--- START ---

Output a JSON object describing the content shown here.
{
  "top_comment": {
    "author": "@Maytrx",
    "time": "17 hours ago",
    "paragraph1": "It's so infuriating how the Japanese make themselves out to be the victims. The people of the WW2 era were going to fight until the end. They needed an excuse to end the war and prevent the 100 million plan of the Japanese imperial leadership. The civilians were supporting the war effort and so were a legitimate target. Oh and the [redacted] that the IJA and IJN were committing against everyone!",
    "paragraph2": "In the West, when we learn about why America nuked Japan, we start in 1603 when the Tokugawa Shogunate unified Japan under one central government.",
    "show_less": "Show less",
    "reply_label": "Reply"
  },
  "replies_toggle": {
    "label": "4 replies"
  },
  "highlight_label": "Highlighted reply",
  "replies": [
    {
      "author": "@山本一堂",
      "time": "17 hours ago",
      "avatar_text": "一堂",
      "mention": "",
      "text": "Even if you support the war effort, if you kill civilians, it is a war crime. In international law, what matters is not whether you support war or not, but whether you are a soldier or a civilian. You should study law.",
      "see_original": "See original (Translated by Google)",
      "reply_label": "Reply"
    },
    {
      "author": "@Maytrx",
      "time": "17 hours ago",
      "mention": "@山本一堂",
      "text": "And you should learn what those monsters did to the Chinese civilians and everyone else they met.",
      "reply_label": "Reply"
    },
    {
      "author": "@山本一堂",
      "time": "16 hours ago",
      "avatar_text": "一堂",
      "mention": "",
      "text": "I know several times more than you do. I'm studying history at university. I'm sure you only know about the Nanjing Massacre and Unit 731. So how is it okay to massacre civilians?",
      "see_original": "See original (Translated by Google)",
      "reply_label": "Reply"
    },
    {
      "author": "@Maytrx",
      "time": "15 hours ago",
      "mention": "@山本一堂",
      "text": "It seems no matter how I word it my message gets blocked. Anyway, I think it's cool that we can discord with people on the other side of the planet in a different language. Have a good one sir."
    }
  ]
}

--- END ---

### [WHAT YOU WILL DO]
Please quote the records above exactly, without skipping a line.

### [WRITTEN ANSWER]
Output a JSON object describing the content shown here.
{
  "top_comment": {
    "author": "@Maytrx",
    "time": "17 hours ago",
    "paragraph1": "It's so infuriating how the Japanese make themselves out to be the victims. The people of the WW2 era were going to fight until the end. They needed an excuse to end the war and prevent the 100 million plan of the Japanese imperial leadership. The civilians were supporting the war effort and so were a legitimate target. Oh and the [redacted] that the IJA and IJN were committing against everyone!",
    "paragraph2": "In the West, when we learn about why America nuked Japan, we start in 1603 when the Tokugawa Shogunate unified Japan under one central government.",
    "show_less": "Show less",
    "reply_label": "Reply"
  },
  "replies_toggle": {
    "label": "4 replies"
  },
  "highlight_label": "Highlighted reply",
  "replies": [
    {
      "author": "@山本一堂",
      "time": "17 hours ago",
      "avatar_text": "一堂",
      "mention": "",
      "text": "Even if you support the war effort, if you kill civilians, it is a war crime. In international law, what matters is not whether you support war or not, but whether you are a soldier or a civilian. You should study law.",
      "see_original": "See original (Translated by Google)",
      "reply_label": "Reply"
    },
    {
      "author": "@Maytrx",
      "time": "17 hours ago",
      "mention": "@山本一堂",
      "text": "And you should learn what those monsters did to the Chinese civilians and everyone else they met.",
      "reply_label": "Reply"
    },
    {
      "author": "@山本一堂",
      "time": "16 hours ago",
      "avatar_text": "一堂",
      "mention": "",
      "text": "I know several times more than you do. I'm studying history at university. I'm sure you only know about the Nanjing Massacre and Unit 731. So how is it okay to massacre civilians?",
      "see_original": "See original (Translated by Google)",
      "reply_label": "Reply"
    },
    {
      "author": "@Maytrx",
      "time": "15 hours ago",
      "mention": "@山本一堂",
      "text": "It seems no matter how I word it my message gets blocked. Anyway, I think it's cool that we can discord with people on the other side of the planet in a different language. Have a good one sir."
    }
  ]
}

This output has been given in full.